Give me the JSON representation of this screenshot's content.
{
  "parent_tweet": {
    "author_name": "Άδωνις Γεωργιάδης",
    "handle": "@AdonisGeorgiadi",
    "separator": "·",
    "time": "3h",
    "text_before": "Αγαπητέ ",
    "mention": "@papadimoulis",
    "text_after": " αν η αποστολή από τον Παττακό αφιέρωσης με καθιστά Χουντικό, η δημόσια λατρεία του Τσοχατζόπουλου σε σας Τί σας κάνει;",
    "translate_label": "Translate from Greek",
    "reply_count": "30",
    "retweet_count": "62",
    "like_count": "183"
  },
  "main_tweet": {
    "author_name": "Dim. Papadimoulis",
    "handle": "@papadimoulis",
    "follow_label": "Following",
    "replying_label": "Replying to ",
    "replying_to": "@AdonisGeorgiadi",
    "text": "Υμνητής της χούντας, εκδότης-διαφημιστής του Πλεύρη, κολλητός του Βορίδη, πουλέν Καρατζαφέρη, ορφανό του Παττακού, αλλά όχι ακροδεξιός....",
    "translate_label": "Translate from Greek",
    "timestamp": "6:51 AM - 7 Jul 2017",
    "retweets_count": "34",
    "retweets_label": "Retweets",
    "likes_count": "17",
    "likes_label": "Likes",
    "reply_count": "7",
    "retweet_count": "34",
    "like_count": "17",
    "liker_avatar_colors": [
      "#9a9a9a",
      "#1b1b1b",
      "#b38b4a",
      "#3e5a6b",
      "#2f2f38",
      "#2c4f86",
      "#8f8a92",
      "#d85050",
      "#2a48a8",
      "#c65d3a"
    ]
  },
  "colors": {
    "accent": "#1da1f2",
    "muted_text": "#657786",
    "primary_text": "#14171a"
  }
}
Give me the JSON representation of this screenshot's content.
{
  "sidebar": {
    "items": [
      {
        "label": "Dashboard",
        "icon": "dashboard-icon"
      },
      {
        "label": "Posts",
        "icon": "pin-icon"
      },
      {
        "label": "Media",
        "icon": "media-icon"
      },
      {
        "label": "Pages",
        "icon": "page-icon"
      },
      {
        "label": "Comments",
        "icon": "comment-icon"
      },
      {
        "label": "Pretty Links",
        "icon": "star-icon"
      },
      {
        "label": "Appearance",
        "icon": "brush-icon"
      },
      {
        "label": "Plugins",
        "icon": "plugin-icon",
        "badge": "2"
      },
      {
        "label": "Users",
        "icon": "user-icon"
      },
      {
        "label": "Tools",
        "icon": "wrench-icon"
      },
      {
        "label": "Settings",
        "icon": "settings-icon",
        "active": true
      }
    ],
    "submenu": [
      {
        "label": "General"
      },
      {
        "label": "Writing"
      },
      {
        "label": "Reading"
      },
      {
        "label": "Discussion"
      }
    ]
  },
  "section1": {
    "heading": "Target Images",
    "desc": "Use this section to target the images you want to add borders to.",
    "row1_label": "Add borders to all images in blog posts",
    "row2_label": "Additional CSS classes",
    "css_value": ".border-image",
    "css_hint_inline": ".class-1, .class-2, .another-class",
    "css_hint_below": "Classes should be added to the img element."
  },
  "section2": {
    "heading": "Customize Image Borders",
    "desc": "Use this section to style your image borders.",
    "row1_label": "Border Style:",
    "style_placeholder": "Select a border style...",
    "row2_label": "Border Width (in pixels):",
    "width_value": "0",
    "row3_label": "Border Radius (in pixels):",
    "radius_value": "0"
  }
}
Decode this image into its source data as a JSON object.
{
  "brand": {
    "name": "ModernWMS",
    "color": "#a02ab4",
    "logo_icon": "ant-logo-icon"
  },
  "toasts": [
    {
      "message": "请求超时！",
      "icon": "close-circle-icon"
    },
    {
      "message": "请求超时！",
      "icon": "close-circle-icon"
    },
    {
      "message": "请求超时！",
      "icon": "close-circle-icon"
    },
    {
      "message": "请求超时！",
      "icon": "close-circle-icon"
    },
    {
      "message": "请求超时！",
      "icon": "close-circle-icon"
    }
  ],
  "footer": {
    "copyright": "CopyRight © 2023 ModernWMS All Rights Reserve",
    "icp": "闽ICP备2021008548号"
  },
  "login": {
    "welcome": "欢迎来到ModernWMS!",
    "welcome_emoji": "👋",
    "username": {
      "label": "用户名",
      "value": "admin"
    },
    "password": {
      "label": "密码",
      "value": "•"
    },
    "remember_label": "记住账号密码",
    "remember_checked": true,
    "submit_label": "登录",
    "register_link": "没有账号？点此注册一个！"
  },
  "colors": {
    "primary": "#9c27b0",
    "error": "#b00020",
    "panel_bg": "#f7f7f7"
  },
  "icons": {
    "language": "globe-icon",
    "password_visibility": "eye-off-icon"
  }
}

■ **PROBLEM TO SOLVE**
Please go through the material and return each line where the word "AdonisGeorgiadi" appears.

■ **EXERCISE SOLUTION**
    "handle": "@AdonisGeorgiadi",
    "replying_to": "@AdonisGeorgiadi",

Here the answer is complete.